After earning an MBA from Yale in 2017, Will Sealy '05 created Summer, a digital platform and service which has helped tens of thousands of borrowers understand, manage, and ultimately conquer their student loan debt. Not only are Sealy and his 30-person team helping borrowers save money, they've ensured that service is provided free of charge.
Sealy with Senator Elizabeth Warren, a few years after he had worked with her.
"I LOVE POLICY AND BIG THINKING, but at the end of the day, I realized that I'm much more of an entrepreneur than a bureaucrat," Will Sealy '05 says. "I like to take a creative idea and bring it into the world to help people." After working on two political campaigns, serving as a White House staffer, and helping launch the Consumer Financial Protection Bureau, Sealy founded his own company to assist America's student loan borrowers.
After earning an MBA from Yale in 2017, Sealy created Summer, a digital platform and service that has helped tens of thousands of borrowers understand, manage, and ultimately conquer their student loan debt.
"We offer borrowers the ability to plug in all of their loans and track them in real time, and we run their loans through all of the federal, state, and private-sector programs that could potentially result in savings," he says. "We sum up your loans, and when you have questions, we want to sum it up for you—hence the name 'Summer.'
"The results speak for themselves," Sealy says. "We've been able to generate an average savings of $300 per month, and we project savings of $31,000 per borrower over the course of repayment." Not only are Sealy and his 30-person team helping borrowers save money, they've ensured that the service is provided free of charge. "We partner with colleges, unions, and employers, who in turn offer their students, members, and employees access to Summer. So far, we've partnered with more than 150 institutions representing 3 million borrowers."
Sealy discovered his passion for assisting those struggling with financial hardships while working on Barack Obama's 2008 campaign, and after graduating college, he was inspired to follow in the newly elected president's footsteps. "I began working as a community organizer helping California communities devastated by the Great Recession," he recalls. "Companies had taken advantage of these people's lack of knowledge about financial issues, and I became committed to finding ways to better educate people about basic financial concepts.

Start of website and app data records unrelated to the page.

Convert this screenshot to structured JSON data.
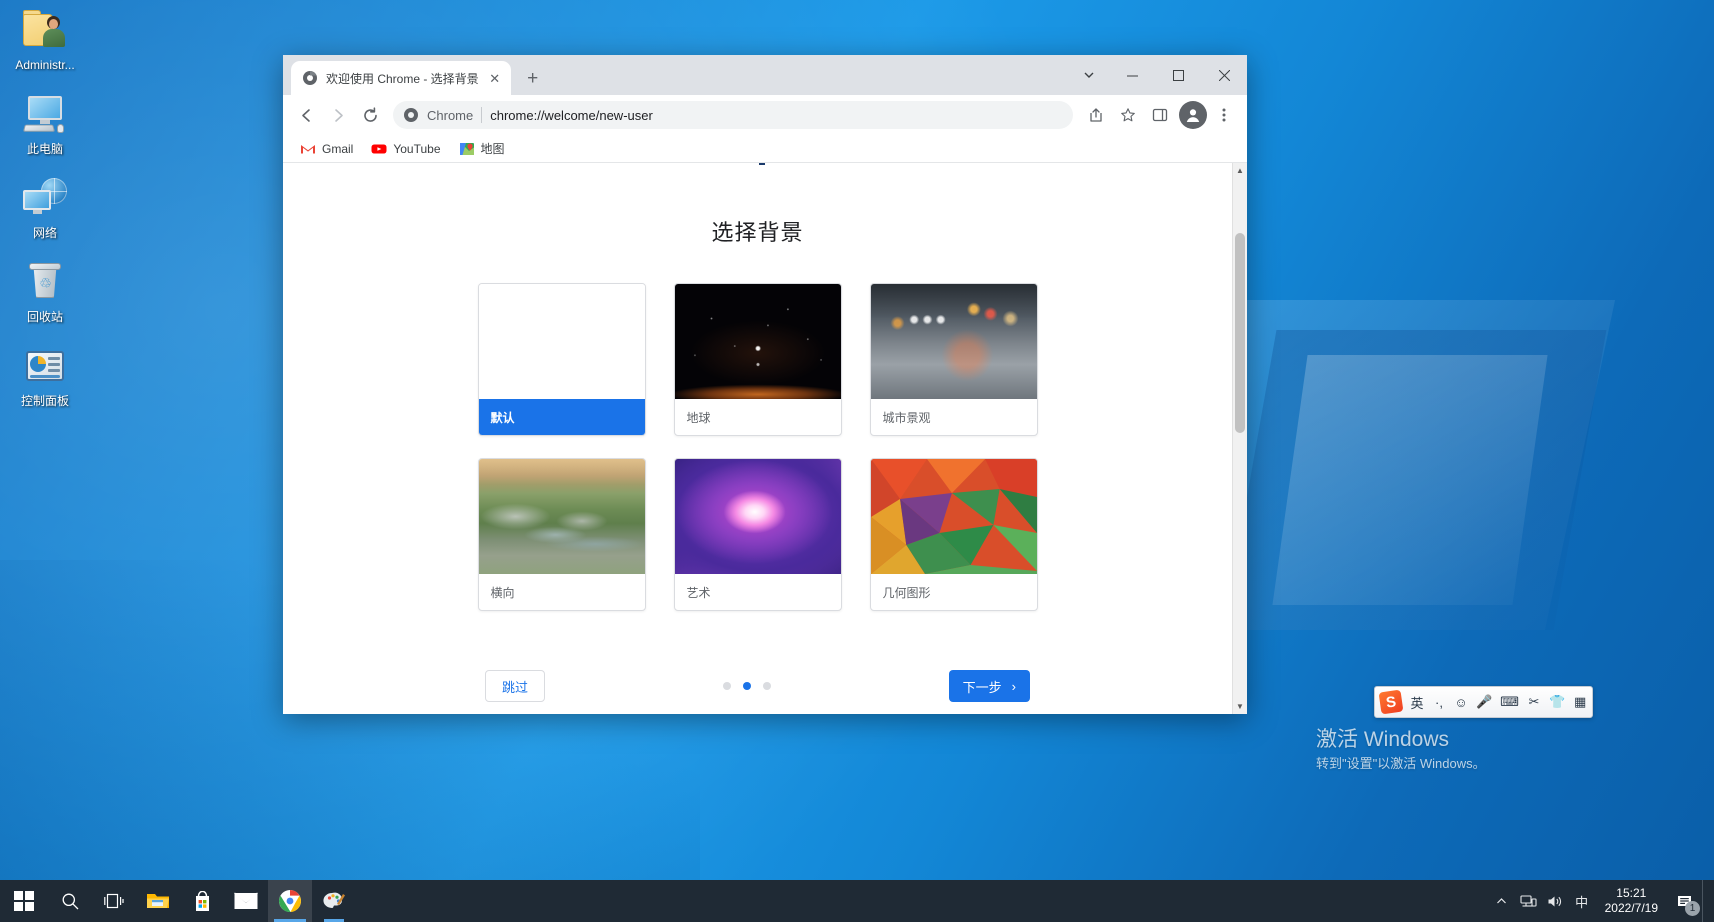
{
  "desktop": {
    "icons": [
      {
        "label": "Administr...",
        "icon": "user-folder-icon"
      },
      {
        "label": "此电脑",
        "icon": "this-pc-icon"
      },
      {
        "label": "网络",
        "icon": "network-icon"
      },
      {
        "label": "回收站",
        "icon": "recycle-bin-icon"
      },
      {
        "label": "控制面板",
        "icon": "control-panel-icon"
      }
    ]
  },
  "watermark": {
    "title": "激活 Windows",
    "subtitle": "转到\"设置\"以激活 Windows。"
  },
  "ime": {
    "logo": "S",
    "items": [
      "英",
      "·,",
      "☺",
      "🎤",
      "⌨",
      "✂",
      "👕",
      "▦"
    ]
  },
  "browser": {
    "tab": {
      "title": "欢迎使用 Chrome - 选择背景",
      "favicon": "chrome-globe-icon",
      "close_label": "✕"
    },
    "new_tab_label": "+",
    "window_controls": {
      "tab_search": "⌄",
      "minimize": "─",
      "maximize": "▢",
      "close": "✕"
    },
    "toolbar": {
      "back": "←",
      "forward": "→",
      "reload": "⟳",
      "share": "share-icon",
      "bookmark": "star-icon",
      "side_panel": "side-panel-icon",
      "profile": "avatar-icon",
      "menu": "⋮"
    },
    "omnibox": {
      "chip_label": "Chrome",
      "url": "chrome://welcome/new-user"
    },
    "bookmarks": [
      {
        "label": "Gmail",
        "icon": "gmail-icon"
      },
      {
        "label": "YouTube",
        "icon": "youtube-icon"
      },
      {
        "label": "地图",
        "icon": "maps-icon"
      }
    ]
  },
  "page": {
    "title": "选择背景",
    "backgrounds": [
      {
        "label": "默认",
        "thumb": "th-default",
        "selected": true
      },
      {
        "label": "地球",
        "thumb": "th-earth",
        "selected": false
      },
      {
        "label": "城市景观",
        "thumb": "th-city",
        "selected": false
      },
      {
        "label": "横向",
        "thumb": "th-landscape",
        "selected": false
      },
      {
        "label": "艺术",
        "thumb": "th-art",
        "selected": false
      },
      {
        "label": "几何图形",
        "thumb": "th-geometric",
        "selected": false
      }
    ],
    "footer": {
      "skip_label": "跳过",
      "next_label": "下一步",
      "next_chevron": "›",
      "dots_total": 3,
      "dots_active_index": 1
    }
  },
  "taskbar": {
    "start": "start-icon",
    "items": [
      {
        "name": "search-icon"
      },
      {
        "name": "task-view-icon"
      },
      {
        "name": "file-explorer-icon"
      },
      {
        "name": "microsoft-store-icon"
      },
      {
        "name": "mail-icon"
      },
      {
        "name": "chrome-icon"
      },
      {
        "name": "paint-icon"
      }
    ],
    "tray": {
      "chevron_up": "︿",
      "network": "network-tray-icon",
      "volume": "volume-tray-icon",
      "ime": "中",
      "time": "15:21",
      "date": "2022/7/19",
      "notification_count": "1"
    }
  },
  "colors": {
    "accent": "#1a73e8",
    "tabstrip": "#dee1e6",
    "omnibox": "#f1f3f4",
    "taskbar": "#1f2a35",
    "desktop": "#1287d8"
  }
}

"This led me to Washington, D.C., as part of the White House team working on implementing the Dodd-Frank financial regulation act," he says. "A major section of that bill was the creation of the Consumer Financial Protection Bureau, set up by Elizabeth Warren." He became one of the CFPB's first 50 employees, eventually serving as a special assistant to Warren and focusing on the student loan debt crisis—a topic close to home, given his own student debt. "I ended up writing the CFPB's first commentary on the student loan market and the bureau's role in both educating and protecting consumers. But when Elizabeth Warren left to run for the Senate, she asked me to join her campaign, where I had the chance to meet with dozens of students on the trail.
"We heard time and time again how difficult it was to understand the loan repayment system. Borrowers didn't know how much they owed, they were paying loans across multiple websites, and they were managing multiple types of interests rates," he continues. "I was thinking that the government had to provide better solutions."
After the campaign, Sealy returned to Washington, but yearned to increase his impact. "I loved that work, but it was slow and incremental," he says. So he enrolled in business school, and Summer was born. "My vision for Summer is to take the digital expertise of a technology company and couple it with the macro-level impact of the government and the social consciousness of a nonprofit advocacy organization."
Sealy credits several Taft friends who have helped him along the way, including Arden Klemmer '05, who helped him design the product as Summer's first software designer; Camden Flath '05, who helped establish the brand's voice and vision; and Calin Gunn '05, who helped Sealy gain some early press coverage and developed the company's PR strategy.
Nearly three years into growing the business, Sealy recently found himself returning to government work, in a sense. "When the COVID outbreak hit, I feared that the resulting financial downturn could have similar impacts as the last financial crisis, if not worse," he says.
He and his teamed turned their attention to state governments, partnering with Connecticut Governor Ned Lamont and Rhode Island Governor Gina Raimondo. "State governments manage unemployment filings when people are at their wits' end," Sealy adds. "We're partnered with them to provide Summer to people who are applying for unemployment, and to date, we've helped thousands of borrowers save several millions of dollars by enrolling them into free federal programs that they might not have known about or struggled to enroll in."
While the team at Summer has expanded these partnerships to include several more states, Sealy is the first to admit that the challenges facing borrowers are steep.
"We're experiencing the highest unemployment rate since the Great Depression, and as many as 24 million people are still being required to make student loan payments," he points out. "That being said, there's never been such a high level of awareness of the problem and a desire across all sectors to help borrowers. After years of uncovering borrowers' stories of immense hardship and reporting eye-popping debt statistics, we're finally breaking through."